Page and application data records:

▼

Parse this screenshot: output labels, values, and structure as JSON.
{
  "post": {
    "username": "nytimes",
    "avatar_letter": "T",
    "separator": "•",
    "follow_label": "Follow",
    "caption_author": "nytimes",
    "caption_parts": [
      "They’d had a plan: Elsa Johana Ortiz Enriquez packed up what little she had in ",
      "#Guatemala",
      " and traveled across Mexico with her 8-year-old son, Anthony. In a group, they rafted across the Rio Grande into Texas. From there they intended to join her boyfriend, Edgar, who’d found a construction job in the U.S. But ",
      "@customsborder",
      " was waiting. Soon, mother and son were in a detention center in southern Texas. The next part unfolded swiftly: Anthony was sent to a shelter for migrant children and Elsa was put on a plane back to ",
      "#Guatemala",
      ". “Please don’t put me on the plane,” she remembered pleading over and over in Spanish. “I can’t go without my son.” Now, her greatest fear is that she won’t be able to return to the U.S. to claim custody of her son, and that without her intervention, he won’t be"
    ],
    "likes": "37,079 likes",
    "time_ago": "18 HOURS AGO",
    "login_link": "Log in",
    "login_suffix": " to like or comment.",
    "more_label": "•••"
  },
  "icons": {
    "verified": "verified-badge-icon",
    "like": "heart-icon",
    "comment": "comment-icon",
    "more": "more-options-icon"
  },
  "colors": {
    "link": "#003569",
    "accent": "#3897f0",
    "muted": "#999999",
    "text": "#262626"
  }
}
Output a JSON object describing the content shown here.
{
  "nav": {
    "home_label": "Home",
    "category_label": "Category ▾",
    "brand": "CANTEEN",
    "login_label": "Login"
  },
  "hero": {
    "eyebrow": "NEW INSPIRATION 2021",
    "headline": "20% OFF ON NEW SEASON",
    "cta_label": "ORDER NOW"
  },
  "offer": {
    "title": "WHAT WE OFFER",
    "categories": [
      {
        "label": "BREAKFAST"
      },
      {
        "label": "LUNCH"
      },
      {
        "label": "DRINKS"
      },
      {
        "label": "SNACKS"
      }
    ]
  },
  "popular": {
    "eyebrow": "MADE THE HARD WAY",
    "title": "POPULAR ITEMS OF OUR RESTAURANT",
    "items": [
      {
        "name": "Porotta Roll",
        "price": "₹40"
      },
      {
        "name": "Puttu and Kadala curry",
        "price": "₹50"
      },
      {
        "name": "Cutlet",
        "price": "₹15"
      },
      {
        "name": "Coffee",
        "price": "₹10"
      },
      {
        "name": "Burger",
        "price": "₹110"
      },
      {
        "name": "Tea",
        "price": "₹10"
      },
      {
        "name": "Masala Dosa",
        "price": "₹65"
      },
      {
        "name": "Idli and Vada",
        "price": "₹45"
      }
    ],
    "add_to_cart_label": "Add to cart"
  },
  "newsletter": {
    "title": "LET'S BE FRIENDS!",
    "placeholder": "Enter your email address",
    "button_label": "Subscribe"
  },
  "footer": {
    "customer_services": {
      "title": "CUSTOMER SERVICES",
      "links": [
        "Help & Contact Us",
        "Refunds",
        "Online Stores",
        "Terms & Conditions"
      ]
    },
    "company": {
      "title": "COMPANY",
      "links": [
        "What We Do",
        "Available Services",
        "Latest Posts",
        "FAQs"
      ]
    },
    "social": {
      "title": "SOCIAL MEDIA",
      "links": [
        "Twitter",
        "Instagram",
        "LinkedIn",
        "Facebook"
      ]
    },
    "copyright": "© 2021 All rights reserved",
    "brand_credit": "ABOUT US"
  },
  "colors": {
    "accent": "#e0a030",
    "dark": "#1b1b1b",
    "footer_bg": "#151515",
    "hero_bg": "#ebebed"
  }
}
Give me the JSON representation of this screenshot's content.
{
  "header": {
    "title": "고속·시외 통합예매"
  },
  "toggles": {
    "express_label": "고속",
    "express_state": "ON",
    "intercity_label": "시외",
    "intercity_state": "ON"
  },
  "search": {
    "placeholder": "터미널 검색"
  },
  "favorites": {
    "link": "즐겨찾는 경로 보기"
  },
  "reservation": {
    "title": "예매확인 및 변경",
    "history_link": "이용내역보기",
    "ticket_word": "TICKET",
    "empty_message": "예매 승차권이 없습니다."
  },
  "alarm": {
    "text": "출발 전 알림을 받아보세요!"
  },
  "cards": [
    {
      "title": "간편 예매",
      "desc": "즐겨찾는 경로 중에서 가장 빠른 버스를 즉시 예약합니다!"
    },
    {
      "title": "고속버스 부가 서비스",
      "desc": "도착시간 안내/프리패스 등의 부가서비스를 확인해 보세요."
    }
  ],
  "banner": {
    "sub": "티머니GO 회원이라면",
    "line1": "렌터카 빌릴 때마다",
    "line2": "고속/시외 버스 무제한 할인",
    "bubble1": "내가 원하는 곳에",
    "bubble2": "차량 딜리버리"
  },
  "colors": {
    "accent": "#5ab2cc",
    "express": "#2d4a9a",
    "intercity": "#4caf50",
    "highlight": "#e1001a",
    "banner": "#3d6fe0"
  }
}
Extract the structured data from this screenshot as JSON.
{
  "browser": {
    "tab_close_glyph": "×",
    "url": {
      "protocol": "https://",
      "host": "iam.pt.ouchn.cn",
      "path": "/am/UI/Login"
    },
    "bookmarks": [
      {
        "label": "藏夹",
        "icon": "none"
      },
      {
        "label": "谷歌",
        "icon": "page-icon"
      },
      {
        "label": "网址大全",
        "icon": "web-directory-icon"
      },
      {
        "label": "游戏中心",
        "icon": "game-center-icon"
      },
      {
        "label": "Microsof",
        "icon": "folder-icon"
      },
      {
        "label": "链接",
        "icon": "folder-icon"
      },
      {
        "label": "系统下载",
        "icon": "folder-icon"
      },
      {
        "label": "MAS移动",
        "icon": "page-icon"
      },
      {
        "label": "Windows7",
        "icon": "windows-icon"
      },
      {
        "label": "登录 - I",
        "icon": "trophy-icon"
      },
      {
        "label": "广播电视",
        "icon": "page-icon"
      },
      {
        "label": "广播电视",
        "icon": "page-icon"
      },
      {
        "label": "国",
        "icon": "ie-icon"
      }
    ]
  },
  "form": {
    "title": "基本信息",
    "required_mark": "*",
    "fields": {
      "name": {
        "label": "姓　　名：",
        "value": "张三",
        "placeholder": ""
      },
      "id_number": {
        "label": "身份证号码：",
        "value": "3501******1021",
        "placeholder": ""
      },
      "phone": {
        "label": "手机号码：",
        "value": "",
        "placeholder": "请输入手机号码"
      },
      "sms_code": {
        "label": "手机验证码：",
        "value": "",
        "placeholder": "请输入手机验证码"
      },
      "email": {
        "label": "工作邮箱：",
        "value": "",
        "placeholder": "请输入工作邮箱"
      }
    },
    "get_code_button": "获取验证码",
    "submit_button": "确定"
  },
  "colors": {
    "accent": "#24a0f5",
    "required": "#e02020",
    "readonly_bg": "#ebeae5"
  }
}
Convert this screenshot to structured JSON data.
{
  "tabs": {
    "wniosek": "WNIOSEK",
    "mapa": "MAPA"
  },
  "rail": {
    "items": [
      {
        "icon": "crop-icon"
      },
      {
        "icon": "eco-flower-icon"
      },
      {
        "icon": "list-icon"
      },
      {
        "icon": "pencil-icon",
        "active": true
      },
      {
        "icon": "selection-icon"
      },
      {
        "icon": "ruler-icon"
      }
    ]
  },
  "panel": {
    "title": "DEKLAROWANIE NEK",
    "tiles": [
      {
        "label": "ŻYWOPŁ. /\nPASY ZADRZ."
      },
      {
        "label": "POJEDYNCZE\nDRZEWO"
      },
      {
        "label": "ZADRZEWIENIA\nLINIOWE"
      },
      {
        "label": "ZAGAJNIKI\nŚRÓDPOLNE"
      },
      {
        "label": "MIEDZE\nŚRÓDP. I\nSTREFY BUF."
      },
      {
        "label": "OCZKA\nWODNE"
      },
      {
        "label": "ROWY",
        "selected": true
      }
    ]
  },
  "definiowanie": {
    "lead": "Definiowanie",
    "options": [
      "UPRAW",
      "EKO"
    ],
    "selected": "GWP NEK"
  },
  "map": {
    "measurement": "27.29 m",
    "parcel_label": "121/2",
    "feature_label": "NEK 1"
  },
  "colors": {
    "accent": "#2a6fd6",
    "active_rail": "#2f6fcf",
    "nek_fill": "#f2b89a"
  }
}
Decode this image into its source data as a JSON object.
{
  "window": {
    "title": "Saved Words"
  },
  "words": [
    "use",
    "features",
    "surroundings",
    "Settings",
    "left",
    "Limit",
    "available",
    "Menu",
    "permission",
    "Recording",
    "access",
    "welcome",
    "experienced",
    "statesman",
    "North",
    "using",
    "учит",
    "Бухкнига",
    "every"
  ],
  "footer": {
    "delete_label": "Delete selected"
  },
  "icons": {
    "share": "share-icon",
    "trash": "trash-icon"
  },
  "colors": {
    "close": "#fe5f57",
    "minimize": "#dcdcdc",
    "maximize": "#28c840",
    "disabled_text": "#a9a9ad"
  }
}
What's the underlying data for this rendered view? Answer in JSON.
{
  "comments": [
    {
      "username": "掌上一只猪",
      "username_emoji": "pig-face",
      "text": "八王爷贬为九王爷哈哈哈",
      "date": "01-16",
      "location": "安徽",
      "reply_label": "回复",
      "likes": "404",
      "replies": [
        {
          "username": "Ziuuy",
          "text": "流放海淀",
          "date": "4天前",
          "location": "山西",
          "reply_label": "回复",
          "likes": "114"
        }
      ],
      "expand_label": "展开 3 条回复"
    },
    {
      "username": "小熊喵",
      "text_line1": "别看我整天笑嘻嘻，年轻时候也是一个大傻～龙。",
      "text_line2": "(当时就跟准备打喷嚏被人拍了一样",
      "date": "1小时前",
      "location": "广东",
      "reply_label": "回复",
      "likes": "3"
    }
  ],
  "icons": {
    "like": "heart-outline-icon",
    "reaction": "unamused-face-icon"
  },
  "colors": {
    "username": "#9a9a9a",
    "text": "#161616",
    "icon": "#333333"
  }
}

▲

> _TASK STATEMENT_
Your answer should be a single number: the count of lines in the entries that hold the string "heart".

> _WRITTEN ANSWER_
2